(RECORDS FOR THE TASK)
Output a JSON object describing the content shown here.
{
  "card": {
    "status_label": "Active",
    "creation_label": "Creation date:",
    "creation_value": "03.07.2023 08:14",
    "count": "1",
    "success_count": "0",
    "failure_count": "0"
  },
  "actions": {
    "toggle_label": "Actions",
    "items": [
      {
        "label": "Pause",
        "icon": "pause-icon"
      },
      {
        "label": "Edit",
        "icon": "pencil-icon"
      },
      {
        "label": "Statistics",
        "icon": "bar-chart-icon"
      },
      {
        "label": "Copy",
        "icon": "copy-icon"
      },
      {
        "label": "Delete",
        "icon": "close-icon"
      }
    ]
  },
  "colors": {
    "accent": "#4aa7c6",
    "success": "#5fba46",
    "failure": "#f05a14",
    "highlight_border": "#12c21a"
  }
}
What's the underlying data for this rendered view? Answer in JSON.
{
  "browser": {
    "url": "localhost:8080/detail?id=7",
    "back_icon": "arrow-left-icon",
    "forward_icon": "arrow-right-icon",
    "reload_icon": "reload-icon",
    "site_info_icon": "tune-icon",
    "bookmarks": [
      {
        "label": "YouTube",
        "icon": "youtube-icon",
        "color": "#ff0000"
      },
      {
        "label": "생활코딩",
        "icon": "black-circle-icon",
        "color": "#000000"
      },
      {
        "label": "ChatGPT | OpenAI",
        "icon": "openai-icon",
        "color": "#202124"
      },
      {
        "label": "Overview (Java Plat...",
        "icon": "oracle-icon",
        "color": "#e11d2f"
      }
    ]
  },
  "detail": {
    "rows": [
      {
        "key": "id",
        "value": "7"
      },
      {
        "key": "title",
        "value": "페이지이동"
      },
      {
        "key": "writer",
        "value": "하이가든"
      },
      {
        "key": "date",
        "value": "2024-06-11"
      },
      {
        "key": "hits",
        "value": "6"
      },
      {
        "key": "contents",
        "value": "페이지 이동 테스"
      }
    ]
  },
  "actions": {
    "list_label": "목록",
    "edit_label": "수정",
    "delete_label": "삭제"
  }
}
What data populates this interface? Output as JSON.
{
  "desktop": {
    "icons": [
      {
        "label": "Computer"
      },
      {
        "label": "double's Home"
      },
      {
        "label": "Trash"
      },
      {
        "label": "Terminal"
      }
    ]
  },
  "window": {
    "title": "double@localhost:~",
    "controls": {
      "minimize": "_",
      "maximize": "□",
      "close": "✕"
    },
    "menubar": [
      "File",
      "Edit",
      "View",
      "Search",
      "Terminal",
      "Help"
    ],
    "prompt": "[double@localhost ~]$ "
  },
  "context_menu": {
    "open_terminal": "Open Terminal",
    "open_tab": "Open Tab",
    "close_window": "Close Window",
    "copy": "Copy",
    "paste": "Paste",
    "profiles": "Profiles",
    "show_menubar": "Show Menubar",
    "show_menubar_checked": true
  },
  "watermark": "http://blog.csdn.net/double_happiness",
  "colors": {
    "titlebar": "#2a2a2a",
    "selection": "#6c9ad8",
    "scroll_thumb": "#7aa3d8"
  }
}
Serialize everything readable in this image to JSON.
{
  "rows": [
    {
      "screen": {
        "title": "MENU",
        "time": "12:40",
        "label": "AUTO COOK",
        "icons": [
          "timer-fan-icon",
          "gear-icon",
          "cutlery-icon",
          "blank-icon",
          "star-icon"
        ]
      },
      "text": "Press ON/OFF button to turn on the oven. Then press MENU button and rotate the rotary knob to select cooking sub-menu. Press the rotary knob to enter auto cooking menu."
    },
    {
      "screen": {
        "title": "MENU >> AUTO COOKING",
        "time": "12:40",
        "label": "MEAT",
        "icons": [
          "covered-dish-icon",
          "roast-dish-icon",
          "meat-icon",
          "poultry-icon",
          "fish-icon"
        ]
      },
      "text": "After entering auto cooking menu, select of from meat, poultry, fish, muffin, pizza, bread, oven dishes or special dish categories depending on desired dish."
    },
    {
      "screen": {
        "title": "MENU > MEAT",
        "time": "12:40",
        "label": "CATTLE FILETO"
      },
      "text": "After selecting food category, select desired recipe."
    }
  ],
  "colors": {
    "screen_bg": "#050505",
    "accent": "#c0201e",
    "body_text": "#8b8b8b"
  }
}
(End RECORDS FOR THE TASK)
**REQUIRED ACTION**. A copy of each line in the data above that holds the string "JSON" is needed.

**YOUR SOLUTION**.
Output a JSON object describing the content shown here.
What's the underlying data for this rendered view? Answer in JSON.
What data populates this interface? Output as JSON.
Serialize everything readable in this image to JSON.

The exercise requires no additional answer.